*** The data Section Begins ***

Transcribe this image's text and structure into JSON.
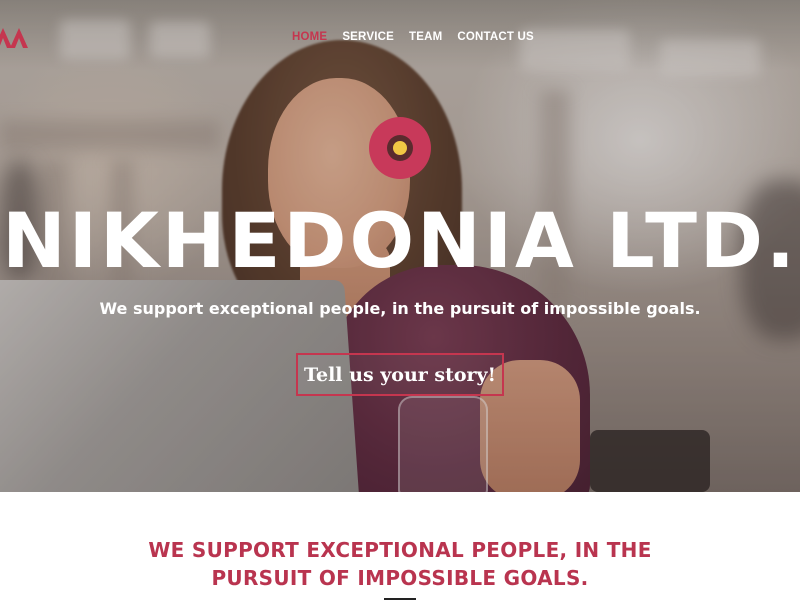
{
  "nav": {
    "items": [
      {
        "label": "HOME",
        "active": true
      },
      {
        "label": "SERVICE",
        "active": false
      },
      {
        "label": "TEAM",
        "active": false
      },
      {
        "label": "CONTACT US",
        "active": false
      }
    ]
  },
  "hero": {
    "title": "NIKHEDONIA LTD.",
    "subtitle": "We support exceptional people, in the pursuit of impossible goals.",
    "cta_label": "Tell us your story!"
  },
  "intro": {
    "heading_line1": "WE SUPPORT EXCEPTIONAL PEOPLE, IN THE",
    "heading_line2": "PURSUIT OF IMPOSSIBLE GOALS."
  },
  "colors": {
    "accent": "#c5364f",
    "heading": "#b9344f",
    "badge_center": "#f2c744"
  },
  "icons": {
    "logo": "brand-logo-icon",
    "badge": "target-badge-icon"
  }
}
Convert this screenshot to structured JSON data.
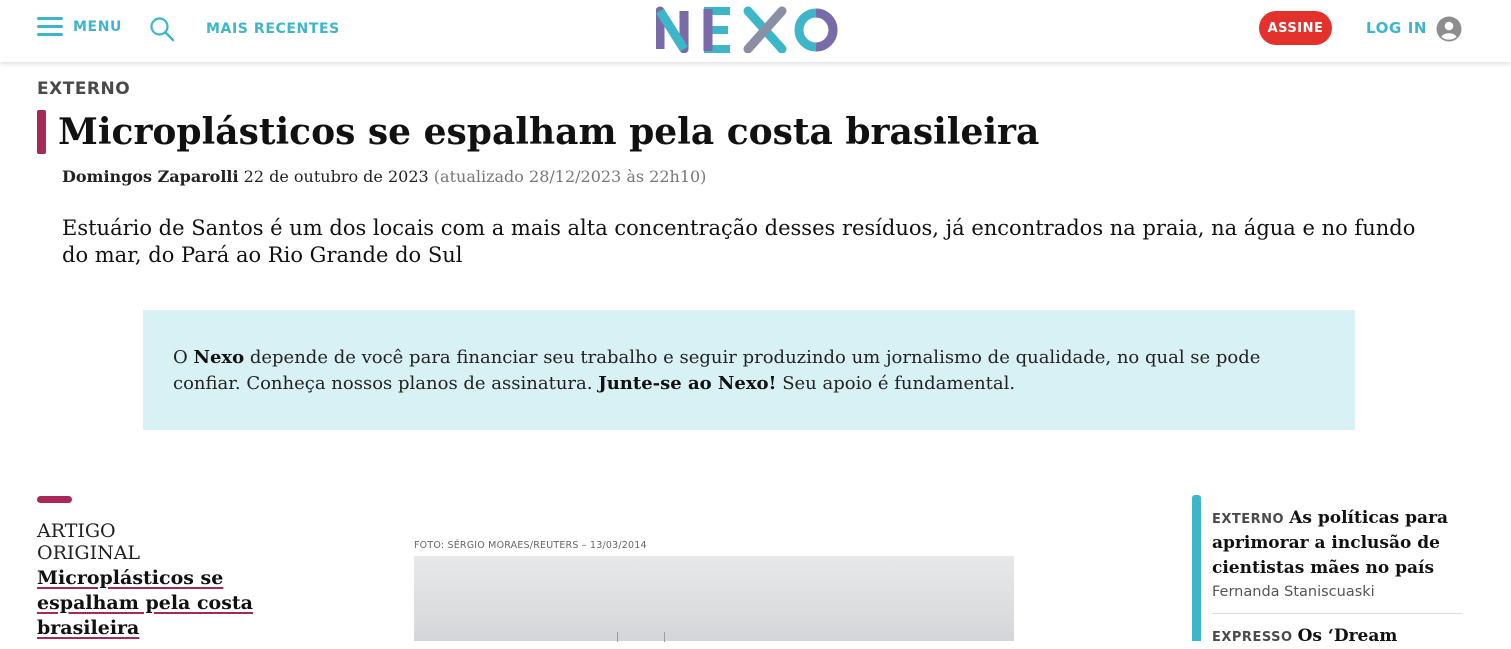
{
  "header": {
    "menu_label": "MENU",
    "recent_label": "MAIS RECENTES",
    "logo_text": "NEXO",
    "subscribe_label": "ASSINE",
    "login_label": "LOG IN",
    "colors": {
      "accent": "#3db6c9",
      "subscribe": "#e3322b",
      "logo_purple": "#7b6aa8",
      "logo_teal": "#3db6c9",
      "logo_gray": "#8b8fa3"
    }
  },
  "article": {
    "section": "EXTERNO",
    "title": "Microplásticos se espalham pela costa brasileira",
    "author": "Domingos Zaparolli",
    "date": "22 de outubro de 2023",
    "updated": "(atualizado 28/12/2023 às 22h10)",
    "dek": "Estuário de Santos é um dos locais com a mais alta concentração desses resíduos, já encontrados na praia, na água e no fundo do mar, do Pará ao Rio Grande do Sul",
    "title_bar_color": "#a82858"
  },
  "support_box": {
    "part1": "O ",
    "brand": "Nexo",
    "part2": " depende de você para financiar seu trabalho e seguir produzindo um jornalismo de qualidade, no qual se pode confiar. Conheça nossos planos de assinatura. ",
    "cta": "Junte-se ao Nexo!",
    "part3": " Seu apoio é fundamental.",
    "background": "#d8f1f4"
  },
  "left_column": {
    "kind": "ARTIGO ORIGINAL",
    "title": "Microplásticos se espalham pela costa brasileira"
  },
  "photo": {
    "credit": "FOTO: SÉRGIO MORAES/REUTERS – 13/03/2014"
  },
  "related": [
    {
      "tag": "EXTERNO",
      "title": "As políticas para aprimorar a inclusão de cientistas mães no país",
      "author": "Fernanda Staniscuaski"
    },
    {
      "tag": "EXPRESSO",
      "title": "Os ‘Dream"
    }
  ]
}
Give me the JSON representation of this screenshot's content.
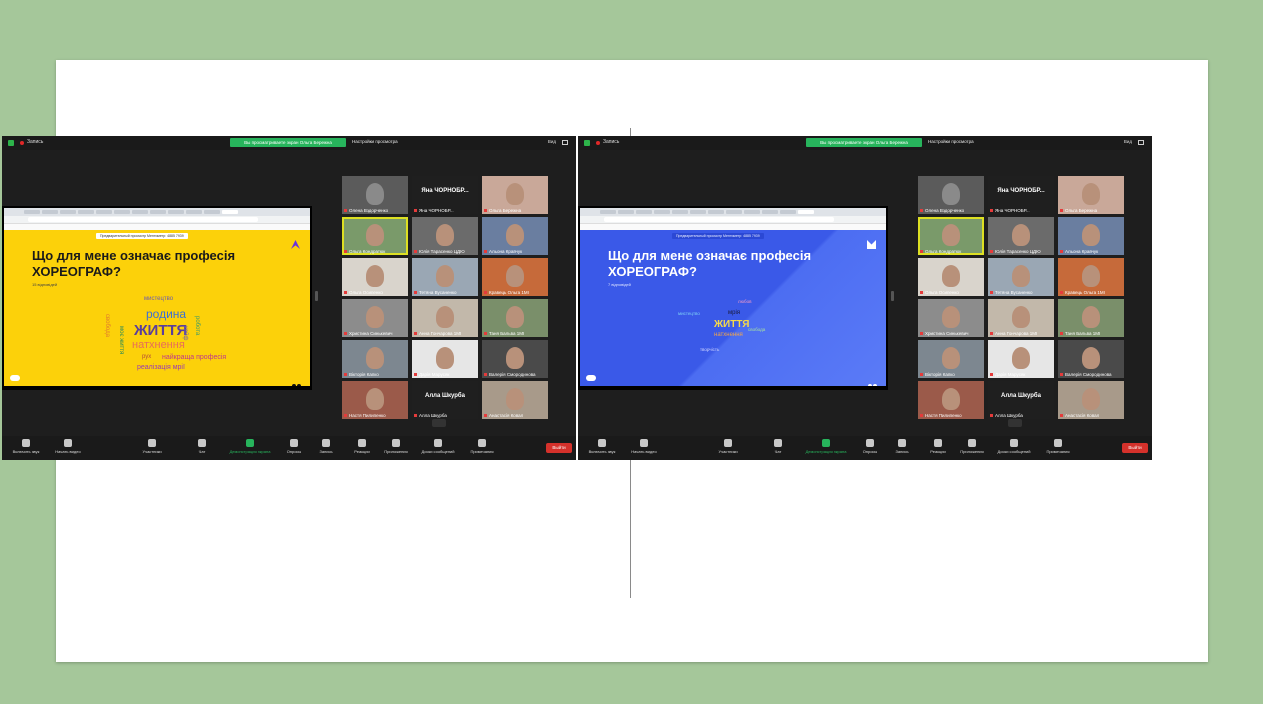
{
  "panels": [
    {
      "side": "left",
      "record_label": "Запись",
      "share_banner": "Вы просматриваете экран Ольга Бережна",
      "view_options": "Настройки просмотра",
      "view_label": "Вид",
      "presentation_banner": "Предварительный просмотр Ментиметр: 4885 7939",
      "question_title": "Що для мене означає професія ХОРЕОГРАФ?",
      "question_sub": "15 відповідей",
      "word_cloud": [
        {
          "text": "ЖИТТЯ",
          "color": "#5a3e9b"
        },
        {
          "text": "натхнення",
          "color": "#e86c5a"
        },
        {
          "text": "родина",
          "color": "#3c6fd6"
        },
        {
          "text": "мистецтво",
          "color": "#6b5bb3"
        },
        {
          "text": "найкраща професія",
          "color": "#c0398a"
        },
        {
          "text": "реалізація мрії",
          "color": "#9b3bb3"
        },
        {
          "text": "свобода",
          "color": "#e07a2e"
        },
        {
          "text": "моє життя",
          "color": "#2c8c5a"
        },
        {
          "text": "рух",
          "color": "#b34b3b"
        },
        {
          "text": "робота",
          "color": "#3b9b6b"
        },
        {
          "text": "кайф",
          "color": "#6b5bb3"
        }
      ]
    },
    {
      "side": "right",
      "record_label": "Запись",
      "share_banner": "Вы просматриваете экран Ольга Бережна",
      "view_options": "Настройки просмотра",
      "view_label": "Вид",
      "presentation_banner": "Предварительный просмотр Ментиметр: 4885 7939",
      "question_title": "Що для мене означає професія ХОРЕОГРАФ?",
      "question_sub": "7 відповідей",
      "word_cloud": [
        {
          "text": "ЖИТТЯ",
          "color": "#f5d94a"
        },
        {
          "text": "натхнення",
          "color": "#f2a64a"
        },
        {
          "text": "мрія",
          "color": "#1a1a3a"
        },
        {
          "text": "мистецтво",
          "color": "#7fd1f5"
        },
        {
          "text": "любов",
          "color": "#f59ac7"
        },
        {
          "text": "свобода",
          "color": "#a7e3a0"
        },
        {
          "text": "творчість",
          "color": "#cfd5ff"
        }
      ]
    }
  ],
  "participants": [
    {
      "name": "Олена Вздорченко",
      "initial_name": ""
    },
    {
      "name": "Яна ЧОРНОБР...",
      "initial_name": "Яна ЧОРНОБР..."
    },
    {
      "name": "Ольга Бережна",
      "initial_name": ""
    },
    {
      "name": "Ольга Кондратюк",
      "initial_name": ""
    },
    {
      "name": "Юлія Тарасенко ЦДЮ",
      "initial_name": ""
    },
    {
      "name": "Альона Кравчук",
      "initial_name": ""
    },
    {
      "name": "Ольга Осипенко",
      "initial_name": ""
    },
    {
      "name": "Тетяна Вусаненко",
      "initial_name": ""
    },
    {
      "name": "Кравець Ольга 1МІ",
      "initial_name": ""
    },
    {
      "name": "Христина Синькевич",
      "initial_name": ""
    },
    {
      "name": "Анна Гончарова 1МІ",
      "initial_name": ""
    },
    {
      "name": "Таня Бальва 1МІ",
      "initial_name": ""
    },
    {
      "name": "Вікторія Капко",
      "initial_name": ""
    },
    {
      "name": "Дарія Марусяк",
      "initial_name": ""
    },
    {
      "name": "Валерія Смородинова",
      "initial_name": ""
    },
    {
      "name": "Настя Пилипенко",
      "initial_name": ""
    },
    {
      "name": "Алла Шкурба",
      "initial_name": "Алла Шкурба"
    },
    {
      "name": "Анастасія Ковал",
      "initial_name": ""
    }
  ],
  "toolbar": {
    "mute": "Включить звук",
    "video": "Начать видео",
    "participants": "Участники",
    "participants_count": "21",
    "chat": "Чат",
    "share": "Демонстрация экрана",
    "poll": "Опросы",
    "record": "Запись",
    "reactions": "Реакции",
    "apps": "Приложения",
    "whiteboard": "Доски сообщений",
    "notes": "Примечания",
    "leave": "Выйти"
  },
  "colors": {
    "background": "#a5c79a",
    "zoom_dark": "#1e1e1e",
    "zoom_green": "#27b45c",
    "leave_red": "#d5312b",
    "menti_yellow": "#fcd10a",
    "menti_blue": "#3a59e8"
  }
}
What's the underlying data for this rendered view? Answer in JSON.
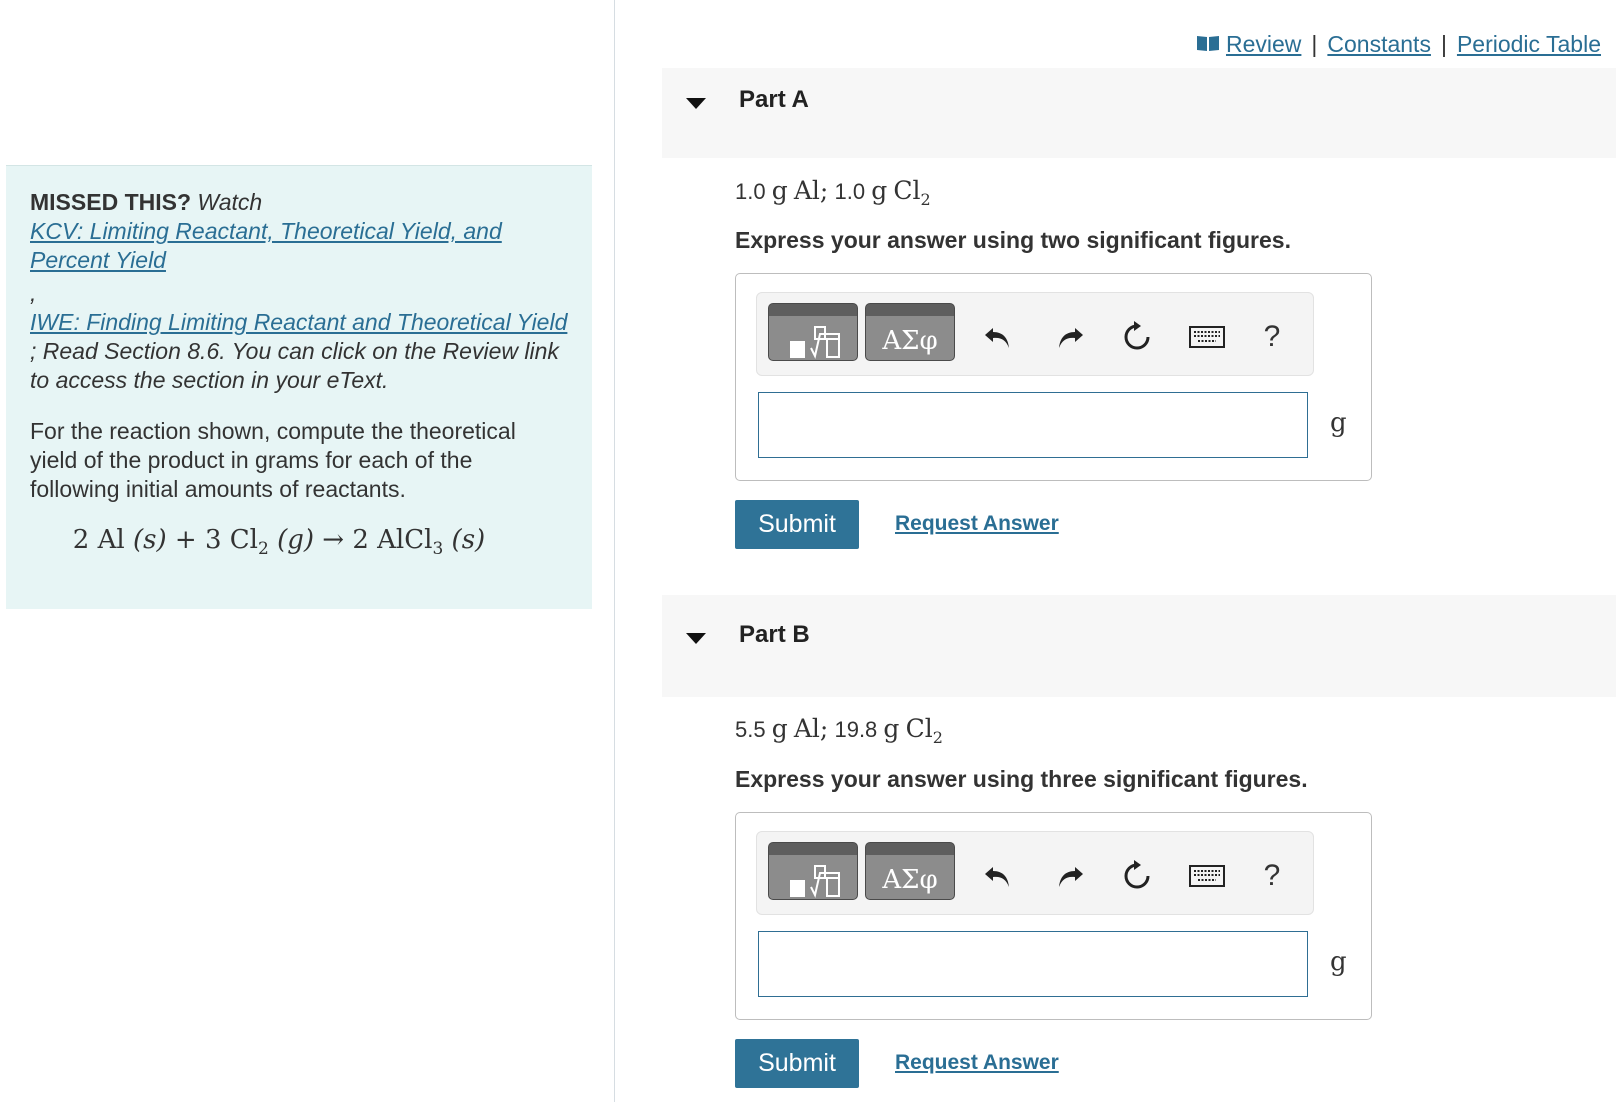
{
  "header_links": {
    "review": "Review",
    "separator": "|",
    "constants": "Constants",
    "periodic_table": "Periodic Table",
    "icon": "book-icon"
  },
  "left_panel": {
    "missed_label": "MISSED THIS?",
    "watch": "Watch",
    "link1": "KCV: Limiting Reactant, Theoretical Yield, and Percent Yield",
    "comma": ",",
    "link2": "IWE: Finding Limiting Reactant and Theoretical Yield",
    "read_text": "; Read Section 8.6. You can click on the Review link to access the section in your eText.",
    "prompt": "For the reaction shown, compute the theoretical yield of the product in grams for each of the following initial amounts of reactants.",
    "equation": {
      "a_coef": "2",
      "a": "Al",
      "a_state": "(s)",
      "plus": "+",
      "b_coef": "3",
      "b": "Cl",
      "b_sub": "2",
      "b_state": "(g)",
      "arrow": "→",
      "c_coef": "2",
      "c": "AlCl",
      "c_sub": "3",
      "c_state": "(s)"
    }
  },
  "parts": [
    {
      "title": "Part A",
      "reactant1_amount": "1.0",
      "reactant1_unit": "g",
      "reactant1": "Al;",
      "reactant2_amount": "1.0",
      "reactant2_unit": "g",
      "reactant2": "Cl",
      "reactant2_sub": "2",
      "instruction": "Express your answer using two significant figures.",
      "answer_value": "",
      "unit": "g",
      "submit": "Submit",
      "request": "Request Answer"
    },
    {
      "title": "Part B",
      "reactant1_amount": "5.5",
      "reactant1_unit": "g",
      "reactant1": "Al;",
      "reactant2_amount": "19.8",
      "reactant2_unit": "g",
      "reactant2": "Cl",
      "reactant2_sub": "2",
      "instruction": "Express your answer using three significant figures.",
      "answer_value": "",
      "unit": "g",
      "submit": "Submit",
      "request": "Request Answer"
    }
  ],
  "toolbar": {
    "greek_label": "ΑΣφ",
    "help_label": "?",
    "icons": [
      "templates-icon",
      "greek-letters-icon",
      "undo-icon",
      "redo-icon",
      "reset-icon",
      "keyboard-icon",
      "help-icon"
    ]
  },
  "colors": {
    "accent": "#2f7397",
    "link": "#2a6e94",
    "panel_bg": "#e7f5f5",
    "part_header_bg": "#f7f7f7"
  }
}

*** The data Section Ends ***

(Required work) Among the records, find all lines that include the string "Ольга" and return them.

(Problem solution)
      "share_banner": "Вы просматриваете экран Ольга Бережна",
      "share_banner": "Вы просматриваете экран Ольга Бережна",
      "name": "Ольга Бережна",
      "name": "Ольга Кондратюк",
      "name": "Ольга Осипенко",
      "name": "Кравець Ольга 1МІ",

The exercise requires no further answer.